The Audubon Societies

The First Audubon Societies

The Audubon Society traces its roots to 1886 when George Bird Grinnell, sportsman and publisher of Forest and Stream, founded a national organization in the interest of bird protection. Within a year, the Audubon Society had over 300 chapters and 18,000 members. In February 1887, he began selling subscriptions to Audubon Magazine at 50 cents a year. But the original society was short lived. Subscriptions to the magazine failed to provide the necessary financial resources to fund the association, forcing the demise of Grinnell’s Audubon Society within three years.

Portrait of George Bird Grinnell ca. 1899 courtesy of the Library of Congress.

The Audubon Society is Reborn

In 1896, Boston socialites Harriet Hemenway and her cousin, Mina Hall, founded the Massachusetts Audubon Society. Within two years, 15 other states and the District of Columbia formed Audubon Societies. The women organizing and running these early societies were instrumental in expanding the legislative reach of conservation, even before they gained the vote. By 1905 the Audubon movement was here to stay. The National Association of Audubon Societies for the Protection of Wild Birds and Animals incorporated that year. It became the National Audubon Society in 1940.

Portrait of Harriet Hemenway

Harriet Hemenway Portrait

Bird-Lore and Christmas Bird Counts

Frank Chapman, an ornithologist at the American Museum of Natural History, began publication of Bird-Lore in 1899 as the official publication of the Audubon Societies. In the December 1900 issue of Bird-Lore, Chapman proposed a Christmas Bird Census to replace the tradition of Christmas Day “side hunts” where hunters divided into teams to see who could kill the most birds and animals. The popularity of the Christmas Bird Count blossomed as hunting birds with cameras and binoculars became an increasingly popular pastime.

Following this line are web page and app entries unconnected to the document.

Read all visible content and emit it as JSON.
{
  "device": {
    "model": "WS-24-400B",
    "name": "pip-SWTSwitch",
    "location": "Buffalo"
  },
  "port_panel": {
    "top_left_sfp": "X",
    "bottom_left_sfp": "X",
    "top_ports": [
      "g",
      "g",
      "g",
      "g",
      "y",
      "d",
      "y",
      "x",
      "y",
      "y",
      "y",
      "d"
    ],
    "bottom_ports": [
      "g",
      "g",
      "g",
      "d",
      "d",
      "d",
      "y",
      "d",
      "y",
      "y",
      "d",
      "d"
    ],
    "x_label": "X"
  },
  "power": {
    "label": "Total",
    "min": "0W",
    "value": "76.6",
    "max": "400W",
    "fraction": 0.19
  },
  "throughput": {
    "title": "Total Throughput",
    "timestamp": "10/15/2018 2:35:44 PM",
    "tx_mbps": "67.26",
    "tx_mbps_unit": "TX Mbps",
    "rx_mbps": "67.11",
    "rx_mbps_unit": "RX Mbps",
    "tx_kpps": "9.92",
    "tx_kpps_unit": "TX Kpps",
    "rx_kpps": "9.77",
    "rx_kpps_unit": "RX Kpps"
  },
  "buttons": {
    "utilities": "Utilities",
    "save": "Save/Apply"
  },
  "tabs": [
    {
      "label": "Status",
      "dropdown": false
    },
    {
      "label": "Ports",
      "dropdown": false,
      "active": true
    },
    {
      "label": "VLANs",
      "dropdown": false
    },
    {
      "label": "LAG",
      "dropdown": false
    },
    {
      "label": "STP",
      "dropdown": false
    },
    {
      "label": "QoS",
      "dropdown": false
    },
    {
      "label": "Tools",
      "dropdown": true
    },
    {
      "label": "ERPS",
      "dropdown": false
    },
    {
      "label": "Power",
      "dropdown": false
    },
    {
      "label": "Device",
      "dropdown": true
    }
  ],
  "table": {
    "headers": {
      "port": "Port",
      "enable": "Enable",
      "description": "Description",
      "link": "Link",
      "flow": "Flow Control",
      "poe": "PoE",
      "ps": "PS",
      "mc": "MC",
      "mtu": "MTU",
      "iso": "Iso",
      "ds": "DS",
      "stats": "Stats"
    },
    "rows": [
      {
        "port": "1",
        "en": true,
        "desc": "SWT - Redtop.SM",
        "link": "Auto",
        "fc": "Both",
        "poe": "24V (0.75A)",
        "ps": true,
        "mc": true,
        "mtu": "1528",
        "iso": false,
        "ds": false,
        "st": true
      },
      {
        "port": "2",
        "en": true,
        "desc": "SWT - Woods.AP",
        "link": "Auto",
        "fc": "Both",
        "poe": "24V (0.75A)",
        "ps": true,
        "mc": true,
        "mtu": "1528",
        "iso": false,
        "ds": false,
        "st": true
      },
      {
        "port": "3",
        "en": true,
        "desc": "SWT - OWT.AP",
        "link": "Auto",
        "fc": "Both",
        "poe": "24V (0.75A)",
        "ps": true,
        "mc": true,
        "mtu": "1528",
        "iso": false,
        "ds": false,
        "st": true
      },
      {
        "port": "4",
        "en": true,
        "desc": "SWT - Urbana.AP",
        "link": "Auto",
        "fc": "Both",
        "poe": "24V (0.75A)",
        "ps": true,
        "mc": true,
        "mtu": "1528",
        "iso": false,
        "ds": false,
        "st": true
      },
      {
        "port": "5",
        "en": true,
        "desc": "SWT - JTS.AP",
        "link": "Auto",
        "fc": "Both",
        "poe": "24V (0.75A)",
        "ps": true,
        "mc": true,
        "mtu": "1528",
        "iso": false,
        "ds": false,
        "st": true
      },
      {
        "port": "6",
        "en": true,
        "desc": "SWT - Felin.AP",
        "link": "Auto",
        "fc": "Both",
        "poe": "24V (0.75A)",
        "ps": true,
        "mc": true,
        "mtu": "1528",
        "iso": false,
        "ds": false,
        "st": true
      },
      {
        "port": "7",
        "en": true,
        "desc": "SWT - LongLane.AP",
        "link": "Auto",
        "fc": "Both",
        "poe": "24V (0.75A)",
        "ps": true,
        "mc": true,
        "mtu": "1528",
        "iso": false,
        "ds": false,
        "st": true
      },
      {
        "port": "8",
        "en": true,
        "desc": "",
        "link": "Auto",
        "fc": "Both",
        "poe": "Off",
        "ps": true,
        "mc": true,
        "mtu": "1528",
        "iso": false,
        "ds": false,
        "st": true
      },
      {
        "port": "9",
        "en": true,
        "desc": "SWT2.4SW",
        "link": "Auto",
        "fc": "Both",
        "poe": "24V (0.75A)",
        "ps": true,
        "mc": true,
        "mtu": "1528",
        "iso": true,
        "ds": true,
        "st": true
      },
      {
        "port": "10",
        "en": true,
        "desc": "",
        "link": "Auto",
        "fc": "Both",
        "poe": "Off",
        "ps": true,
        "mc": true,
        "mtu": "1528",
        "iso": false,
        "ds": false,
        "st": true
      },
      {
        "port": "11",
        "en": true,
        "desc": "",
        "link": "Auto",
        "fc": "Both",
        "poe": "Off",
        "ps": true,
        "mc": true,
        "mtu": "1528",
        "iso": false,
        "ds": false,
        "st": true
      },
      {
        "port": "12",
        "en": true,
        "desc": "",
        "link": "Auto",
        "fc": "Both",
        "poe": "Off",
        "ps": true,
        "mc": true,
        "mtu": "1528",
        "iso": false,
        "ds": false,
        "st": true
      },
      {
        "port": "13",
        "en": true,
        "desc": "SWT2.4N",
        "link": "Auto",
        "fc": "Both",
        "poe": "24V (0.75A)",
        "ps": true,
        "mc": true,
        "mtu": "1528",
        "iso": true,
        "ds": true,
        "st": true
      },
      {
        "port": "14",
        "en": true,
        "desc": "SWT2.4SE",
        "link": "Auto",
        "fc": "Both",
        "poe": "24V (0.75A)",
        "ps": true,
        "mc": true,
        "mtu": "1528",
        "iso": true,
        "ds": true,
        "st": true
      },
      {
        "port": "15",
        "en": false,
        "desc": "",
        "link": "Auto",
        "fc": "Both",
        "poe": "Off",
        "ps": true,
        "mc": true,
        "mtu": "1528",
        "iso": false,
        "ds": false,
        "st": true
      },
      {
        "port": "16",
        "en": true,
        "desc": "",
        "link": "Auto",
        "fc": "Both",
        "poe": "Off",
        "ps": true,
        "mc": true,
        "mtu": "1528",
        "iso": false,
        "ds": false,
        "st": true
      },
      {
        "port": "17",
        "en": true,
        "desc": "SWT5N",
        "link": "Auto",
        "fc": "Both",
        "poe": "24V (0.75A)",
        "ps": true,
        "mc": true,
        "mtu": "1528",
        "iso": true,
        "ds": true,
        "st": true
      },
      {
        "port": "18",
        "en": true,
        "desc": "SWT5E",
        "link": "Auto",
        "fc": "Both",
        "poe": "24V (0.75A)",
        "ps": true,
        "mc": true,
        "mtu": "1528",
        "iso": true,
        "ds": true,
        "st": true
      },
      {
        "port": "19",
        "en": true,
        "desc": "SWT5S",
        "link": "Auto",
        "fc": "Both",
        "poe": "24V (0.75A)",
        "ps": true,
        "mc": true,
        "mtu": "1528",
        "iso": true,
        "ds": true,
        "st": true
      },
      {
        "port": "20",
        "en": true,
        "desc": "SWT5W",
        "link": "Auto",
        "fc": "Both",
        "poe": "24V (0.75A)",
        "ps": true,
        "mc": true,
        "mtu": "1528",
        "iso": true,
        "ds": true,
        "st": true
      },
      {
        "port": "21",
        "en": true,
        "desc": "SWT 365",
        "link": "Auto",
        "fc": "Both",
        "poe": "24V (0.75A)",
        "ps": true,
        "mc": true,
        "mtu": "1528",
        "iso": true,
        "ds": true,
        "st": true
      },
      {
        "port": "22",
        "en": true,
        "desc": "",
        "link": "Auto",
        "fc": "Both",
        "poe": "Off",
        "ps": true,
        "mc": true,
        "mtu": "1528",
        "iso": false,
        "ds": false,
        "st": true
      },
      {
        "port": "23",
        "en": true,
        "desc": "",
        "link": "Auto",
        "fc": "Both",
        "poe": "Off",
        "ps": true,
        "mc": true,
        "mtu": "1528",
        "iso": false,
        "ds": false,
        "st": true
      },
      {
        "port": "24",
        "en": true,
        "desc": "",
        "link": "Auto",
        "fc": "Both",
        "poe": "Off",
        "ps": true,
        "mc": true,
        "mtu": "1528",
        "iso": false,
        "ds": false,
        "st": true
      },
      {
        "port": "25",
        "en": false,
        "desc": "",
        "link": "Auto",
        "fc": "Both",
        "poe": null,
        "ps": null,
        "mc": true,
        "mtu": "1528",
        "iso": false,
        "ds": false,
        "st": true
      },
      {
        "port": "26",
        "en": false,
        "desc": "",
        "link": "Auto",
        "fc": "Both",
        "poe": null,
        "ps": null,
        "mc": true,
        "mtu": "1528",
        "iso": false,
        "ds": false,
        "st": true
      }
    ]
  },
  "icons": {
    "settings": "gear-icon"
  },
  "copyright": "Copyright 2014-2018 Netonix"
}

cover of Bird-Lore featuring 2 small girls playing with a bird in a cage

Bird-Lore, vol. 6, no. 2, 1904. View Source.